They recruited 2,035 heterosexual individuals who had an average age of 36 and were in their first marriages.
Indeed it wasn't until virtual networks came into existence that the smaller circles we once ran in--and dated in--became unsatisfying.
The logic goes like this: If I have a certain chance of finding a partner among the small group of people of I know, that chance must increase greatly if I extend my network to include thousands of people.
That's because our visual system is influenced by the immediate past, say researchers, who have studied a system mimicking that used on smartphone apps like Tinder and Hot or Not, which allow users to swipe right on pictures rated as attractive, or left on those rated as unattractive."Your judgment is systematically influenced by the previous profile picture that you were looking at," University of Sydney neuroscientist Dr Jessica Taubert said."You're less likely to swipe right when the previous person was unattractive or ugly."In a new study published today in Scientific Reports, Dr Taubert and her colleagues reported on two experiments in which female participants were asked to view 60 profile pictures of men taken from an online dating site.
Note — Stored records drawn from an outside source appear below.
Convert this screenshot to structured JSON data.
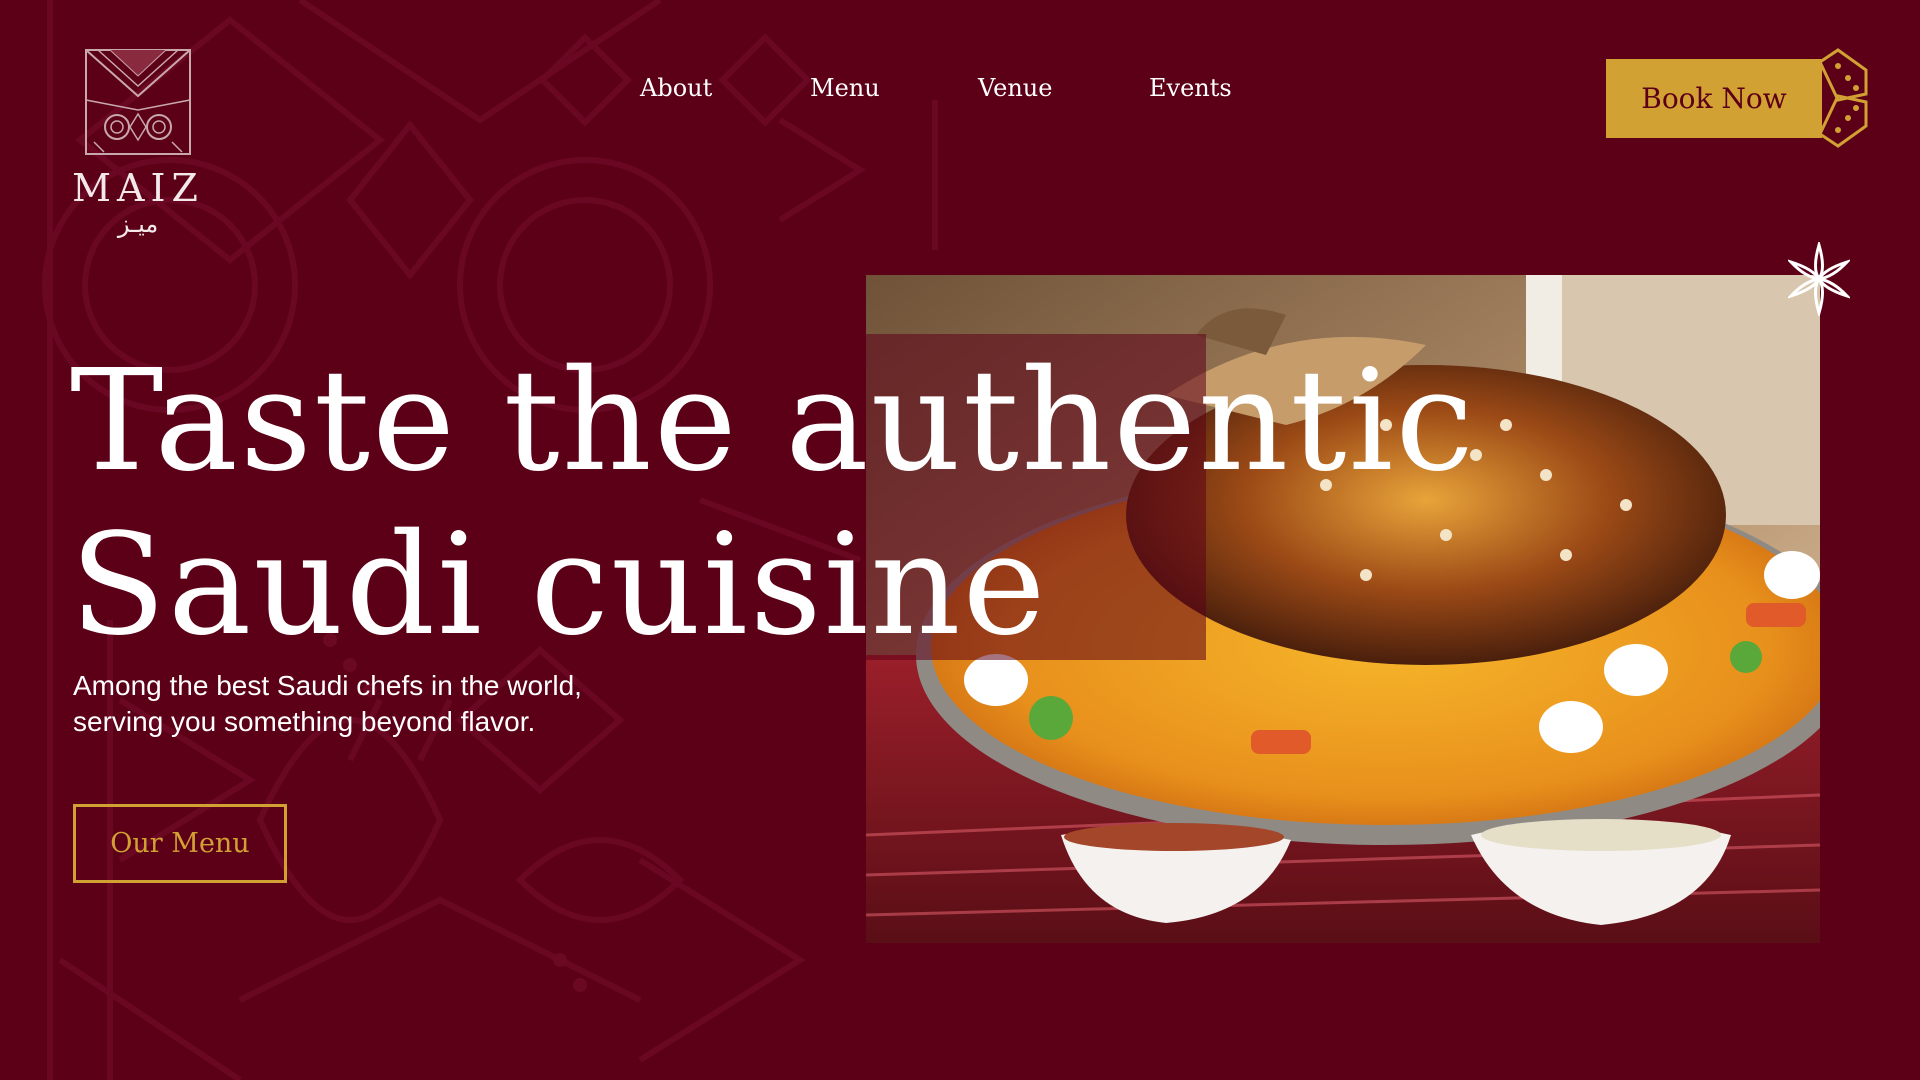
{
  "colors": {
    "background": "#5c0018",
    "accent_gold": "#d2a133",
    "text": "#ffffff"
  },
  "brand": {
    "name": "MAIZ",
    "arabic_name": "ميـز",
    "emblem_icon": "geometric-sadu-emblem-icon"
  },
  "nav": {
    "items": [
      {
        "label": "About"
      },
      {
        "label": "Menu"
      },
      {
        "label": "Venue"
      },
      {
        "label": "Events"
      }
    ]
  },
  "header": {
    "book_label": "Book Now",
    "book_ornament_icon": "diamond-ornament-icon"
  },
  "hero": {
    "title_line1": "Taste the authentic",
    "title_line2": "Saudi cuisine",
    "subtitle_line1": "Among the best Saudi chefs in the world,",
    "subtitle_line2": "serving you something beyond flavor.",
    "cta_label": "Our Menu",
    "star_icon": "eight-point-star-icon",
    "photo_subject": "kabsa-platter-image"
  }
}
Each profile picture was displayed repeatedly but randomly in a sequence, and only for 300 milliseconds.
For instance, a 2004 study of nearly 300 college students in dating relationships showed that when couples were highly committed, sex was more likely to be seen as a positive turning point in the relationship, increasing understanding, commitment, trust and a sense of security.